26 February 2023
If, like me, you live far from the ocean you may never have seen breaking waves glow blue at night. This bioluminescence is caused by single-celled organisms floating in ocean surface water whose defense mechanism creates blue light when they feel threatened.
Bioluminescence is relatively rare on land (think fireflies and fungi) but is common in the ocean where 76% of the organisms can create their own light through a chemical reaction between oxygen and the enzyme luciferase. The color is predominantly blue, the wavelength that travels furthest in water, and is a useful adaptation in the deep where sunlight cannot penetrate below 200 feet.
The glowing blue waves pictured above are created by dense populations of marine plankton called dinoflagellates.
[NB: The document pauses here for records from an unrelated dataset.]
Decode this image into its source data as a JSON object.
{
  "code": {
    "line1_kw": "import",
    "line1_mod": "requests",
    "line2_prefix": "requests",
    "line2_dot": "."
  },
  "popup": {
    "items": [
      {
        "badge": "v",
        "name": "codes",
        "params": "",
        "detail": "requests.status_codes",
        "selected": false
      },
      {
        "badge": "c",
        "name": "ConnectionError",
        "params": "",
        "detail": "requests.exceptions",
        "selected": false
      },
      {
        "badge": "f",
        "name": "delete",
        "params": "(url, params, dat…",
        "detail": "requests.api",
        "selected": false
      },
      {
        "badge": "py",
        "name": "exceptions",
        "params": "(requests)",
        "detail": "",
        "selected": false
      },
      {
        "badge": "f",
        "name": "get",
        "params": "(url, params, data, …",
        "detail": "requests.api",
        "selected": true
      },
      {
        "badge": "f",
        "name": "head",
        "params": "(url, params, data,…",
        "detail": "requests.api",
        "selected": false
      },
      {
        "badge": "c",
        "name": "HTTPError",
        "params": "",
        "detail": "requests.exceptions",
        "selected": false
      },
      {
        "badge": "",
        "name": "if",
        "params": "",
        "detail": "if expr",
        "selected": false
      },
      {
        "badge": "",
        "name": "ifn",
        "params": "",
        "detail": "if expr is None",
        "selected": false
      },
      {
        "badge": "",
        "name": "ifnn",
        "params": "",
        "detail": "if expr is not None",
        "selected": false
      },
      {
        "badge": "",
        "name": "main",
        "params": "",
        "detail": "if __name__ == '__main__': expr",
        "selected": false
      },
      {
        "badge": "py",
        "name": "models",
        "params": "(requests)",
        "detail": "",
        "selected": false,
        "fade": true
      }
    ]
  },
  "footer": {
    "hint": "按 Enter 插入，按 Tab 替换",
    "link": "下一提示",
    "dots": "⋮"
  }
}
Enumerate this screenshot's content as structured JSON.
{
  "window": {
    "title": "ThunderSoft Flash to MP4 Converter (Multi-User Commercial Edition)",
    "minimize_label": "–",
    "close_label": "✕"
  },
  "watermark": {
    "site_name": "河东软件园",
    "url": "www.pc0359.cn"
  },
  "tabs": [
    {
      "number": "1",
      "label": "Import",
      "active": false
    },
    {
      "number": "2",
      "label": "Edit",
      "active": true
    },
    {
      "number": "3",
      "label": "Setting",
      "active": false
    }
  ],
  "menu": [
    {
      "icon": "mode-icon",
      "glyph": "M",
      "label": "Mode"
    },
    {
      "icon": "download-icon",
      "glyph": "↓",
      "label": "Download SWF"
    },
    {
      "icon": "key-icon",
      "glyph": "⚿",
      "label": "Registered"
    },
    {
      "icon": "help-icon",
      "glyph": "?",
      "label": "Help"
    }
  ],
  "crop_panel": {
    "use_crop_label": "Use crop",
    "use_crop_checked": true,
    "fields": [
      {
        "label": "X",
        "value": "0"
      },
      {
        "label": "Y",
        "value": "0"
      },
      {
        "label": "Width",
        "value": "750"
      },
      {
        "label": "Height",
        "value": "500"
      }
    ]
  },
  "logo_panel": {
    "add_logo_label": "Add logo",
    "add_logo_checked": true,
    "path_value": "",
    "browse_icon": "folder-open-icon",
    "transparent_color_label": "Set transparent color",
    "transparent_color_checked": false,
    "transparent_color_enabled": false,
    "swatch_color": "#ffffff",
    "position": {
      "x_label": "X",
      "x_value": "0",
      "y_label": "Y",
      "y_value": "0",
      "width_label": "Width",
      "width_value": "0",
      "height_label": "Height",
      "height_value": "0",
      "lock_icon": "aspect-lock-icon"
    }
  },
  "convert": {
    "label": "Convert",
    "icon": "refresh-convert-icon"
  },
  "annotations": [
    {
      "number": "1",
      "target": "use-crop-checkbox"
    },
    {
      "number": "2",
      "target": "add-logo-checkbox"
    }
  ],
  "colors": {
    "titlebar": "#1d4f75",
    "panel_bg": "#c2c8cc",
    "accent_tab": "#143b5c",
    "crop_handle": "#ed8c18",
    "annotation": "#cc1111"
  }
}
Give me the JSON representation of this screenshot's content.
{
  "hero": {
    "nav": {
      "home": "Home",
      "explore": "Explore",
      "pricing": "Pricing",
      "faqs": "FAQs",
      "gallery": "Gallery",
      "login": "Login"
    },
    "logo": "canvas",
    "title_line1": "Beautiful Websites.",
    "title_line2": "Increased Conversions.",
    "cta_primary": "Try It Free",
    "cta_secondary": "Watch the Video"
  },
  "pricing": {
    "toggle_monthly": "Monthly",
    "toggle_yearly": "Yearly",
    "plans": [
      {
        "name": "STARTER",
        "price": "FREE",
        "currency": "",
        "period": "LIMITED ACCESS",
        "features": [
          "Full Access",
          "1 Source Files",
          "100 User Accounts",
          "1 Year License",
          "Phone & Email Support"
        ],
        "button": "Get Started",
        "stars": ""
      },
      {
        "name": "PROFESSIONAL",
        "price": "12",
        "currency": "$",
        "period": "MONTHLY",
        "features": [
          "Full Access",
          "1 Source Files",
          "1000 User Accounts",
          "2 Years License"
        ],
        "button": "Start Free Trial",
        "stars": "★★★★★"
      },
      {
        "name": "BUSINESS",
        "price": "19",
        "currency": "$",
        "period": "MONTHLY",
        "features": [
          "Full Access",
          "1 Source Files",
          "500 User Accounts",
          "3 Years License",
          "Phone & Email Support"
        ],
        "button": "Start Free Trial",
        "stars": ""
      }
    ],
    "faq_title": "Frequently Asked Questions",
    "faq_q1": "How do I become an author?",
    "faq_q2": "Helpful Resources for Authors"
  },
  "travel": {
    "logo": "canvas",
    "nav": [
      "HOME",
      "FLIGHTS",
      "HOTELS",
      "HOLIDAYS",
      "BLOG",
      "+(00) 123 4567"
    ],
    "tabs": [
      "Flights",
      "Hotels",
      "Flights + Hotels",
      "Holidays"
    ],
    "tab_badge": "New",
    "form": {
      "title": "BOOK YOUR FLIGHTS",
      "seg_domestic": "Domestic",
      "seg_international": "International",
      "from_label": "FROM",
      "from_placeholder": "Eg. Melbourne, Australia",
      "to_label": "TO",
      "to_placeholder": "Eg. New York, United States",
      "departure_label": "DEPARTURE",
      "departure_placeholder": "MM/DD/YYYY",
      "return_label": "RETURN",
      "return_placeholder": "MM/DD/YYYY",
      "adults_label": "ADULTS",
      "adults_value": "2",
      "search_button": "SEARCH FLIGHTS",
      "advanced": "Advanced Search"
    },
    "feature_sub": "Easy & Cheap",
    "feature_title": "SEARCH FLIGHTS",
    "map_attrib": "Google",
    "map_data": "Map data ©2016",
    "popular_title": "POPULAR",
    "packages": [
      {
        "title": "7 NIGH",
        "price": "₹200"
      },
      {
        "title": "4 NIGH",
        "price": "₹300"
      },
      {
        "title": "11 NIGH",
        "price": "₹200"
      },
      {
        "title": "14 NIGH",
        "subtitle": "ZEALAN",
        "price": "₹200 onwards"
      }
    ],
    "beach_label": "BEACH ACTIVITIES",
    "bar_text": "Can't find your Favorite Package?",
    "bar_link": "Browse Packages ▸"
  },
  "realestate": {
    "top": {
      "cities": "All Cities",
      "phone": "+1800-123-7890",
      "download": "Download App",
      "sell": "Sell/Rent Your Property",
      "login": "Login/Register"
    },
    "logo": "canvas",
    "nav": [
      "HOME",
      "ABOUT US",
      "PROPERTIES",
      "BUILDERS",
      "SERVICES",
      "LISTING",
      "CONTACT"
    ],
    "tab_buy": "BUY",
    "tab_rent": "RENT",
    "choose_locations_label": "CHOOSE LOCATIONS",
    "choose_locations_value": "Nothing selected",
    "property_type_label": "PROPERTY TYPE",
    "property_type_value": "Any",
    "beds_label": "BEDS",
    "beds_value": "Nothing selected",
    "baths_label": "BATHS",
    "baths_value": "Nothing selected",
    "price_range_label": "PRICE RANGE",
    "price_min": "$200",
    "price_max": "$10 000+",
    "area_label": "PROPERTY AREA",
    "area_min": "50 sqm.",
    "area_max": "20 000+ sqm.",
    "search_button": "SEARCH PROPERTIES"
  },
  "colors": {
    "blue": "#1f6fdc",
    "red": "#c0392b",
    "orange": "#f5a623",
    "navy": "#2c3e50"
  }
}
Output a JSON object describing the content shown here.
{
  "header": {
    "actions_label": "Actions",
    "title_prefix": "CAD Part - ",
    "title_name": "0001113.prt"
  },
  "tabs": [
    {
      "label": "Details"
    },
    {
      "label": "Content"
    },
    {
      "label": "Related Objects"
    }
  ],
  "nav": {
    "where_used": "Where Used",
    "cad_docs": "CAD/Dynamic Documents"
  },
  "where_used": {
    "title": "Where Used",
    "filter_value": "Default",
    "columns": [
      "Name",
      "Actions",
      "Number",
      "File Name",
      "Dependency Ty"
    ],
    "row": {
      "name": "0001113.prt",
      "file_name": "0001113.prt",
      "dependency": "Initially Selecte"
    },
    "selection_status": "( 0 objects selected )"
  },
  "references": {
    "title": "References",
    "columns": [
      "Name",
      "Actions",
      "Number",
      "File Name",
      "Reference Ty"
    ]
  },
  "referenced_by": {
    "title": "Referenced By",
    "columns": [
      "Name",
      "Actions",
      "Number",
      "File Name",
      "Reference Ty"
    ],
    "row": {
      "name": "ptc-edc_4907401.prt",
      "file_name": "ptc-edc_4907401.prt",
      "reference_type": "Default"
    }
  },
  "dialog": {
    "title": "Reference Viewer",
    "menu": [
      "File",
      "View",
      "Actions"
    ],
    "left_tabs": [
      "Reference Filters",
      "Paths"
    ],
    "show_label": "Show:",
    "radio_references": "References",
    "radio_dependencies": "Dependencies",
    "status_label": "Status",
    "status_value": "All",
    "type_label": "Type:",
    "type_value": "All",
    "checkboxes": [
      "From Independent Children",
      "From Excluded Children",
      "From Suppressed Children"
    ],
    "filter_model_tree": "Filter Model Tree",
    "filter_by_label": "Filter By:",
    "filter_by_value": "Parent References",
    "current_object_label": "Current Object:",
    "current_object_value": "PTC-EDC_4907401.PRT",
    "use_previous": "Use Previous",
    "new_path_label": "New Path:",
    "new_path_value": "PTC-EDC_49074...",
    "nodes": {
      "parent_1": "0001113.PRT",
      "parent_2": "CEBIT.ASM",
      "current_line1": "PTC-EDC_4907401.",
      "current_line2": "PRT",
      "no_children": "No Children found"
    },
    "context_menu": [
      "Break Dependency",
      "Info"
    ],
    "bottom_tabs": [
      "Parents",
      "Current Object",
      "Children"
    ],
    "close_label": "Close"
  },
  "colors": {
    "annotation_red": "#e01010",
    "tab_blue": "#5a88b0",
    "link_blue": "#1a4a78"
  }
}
During the day they color the water red — a “red tide.”
Some are toxic but in San Diego in 2011 the organism was identified as harmless Lingulodinium polyedrum so it was safe to swim. ( Lingulodinium polyedrum might be top center below.)
Dinoflagellates automatically glow to warn off predators so when a wave begins to break and the jostling mimics a predator, the glowing begins. When the wave subsides the glowing stops. You can see the red tide of dinoflagellates in front of the blue wave below.
Watch it in action in this video from 2011.
Red tides happen fairly frequently in San Diego, though not every year, and they tend to be benign. (They are generally NOT benign in Florida!) Learn more about the 2011 bioluminescence in this video:
(photos from Wikimedia Commons and by Kevin Baird via Flickr Creative Commons license)
4 thoughts on “Waves Glow Blue At Night”
Such an interesting post, Kate! Thank you. We are having awful red tide in places now. Not nice…… I hope your week ahead is a great one!
went to check on Morela and Ecco and couldn’t see into the nest box via the streaming cam very well because of the new logo overlays. can you use your influence with the Aviary to have the logos go off-screen and be just screen adjacent?
Tom, I passed along your message